Only lines with the word "name" are wanted; copy each of them from the listing below.

[Data Boundary: Start]

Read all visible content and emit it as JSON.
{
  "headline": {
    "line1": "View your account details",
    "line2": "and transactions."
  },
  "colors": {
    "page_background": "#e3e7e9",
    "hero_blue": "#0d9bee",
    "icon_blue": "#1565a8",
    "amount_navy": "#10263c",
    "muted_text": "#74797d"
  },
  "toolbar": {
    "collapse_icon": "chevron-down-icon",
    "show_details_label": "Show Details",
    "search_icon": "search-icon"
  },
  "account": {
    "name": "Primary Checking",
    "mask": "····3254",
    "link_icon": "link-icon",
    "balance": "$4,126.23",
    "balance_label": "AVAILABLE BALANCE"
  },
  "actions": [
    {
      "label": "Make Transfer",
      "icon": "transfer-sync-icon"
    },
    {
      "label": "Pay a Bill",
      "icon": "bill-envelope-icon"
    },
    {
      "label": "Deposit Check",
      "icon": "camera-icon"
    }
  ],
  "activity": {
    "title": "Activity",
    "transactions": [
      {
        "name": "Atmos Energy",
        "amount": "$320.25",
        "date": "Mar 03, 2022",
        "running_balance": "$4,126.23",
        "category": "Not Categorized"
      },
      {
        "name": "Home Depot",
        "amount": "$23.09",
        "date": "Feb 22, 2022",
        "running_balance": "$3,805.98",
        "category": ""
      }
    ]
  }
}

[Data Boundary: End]

Answer ▸
    "name": "Primary Checking",
        "name": "Atmos Energy",
        "name": "Home Depot",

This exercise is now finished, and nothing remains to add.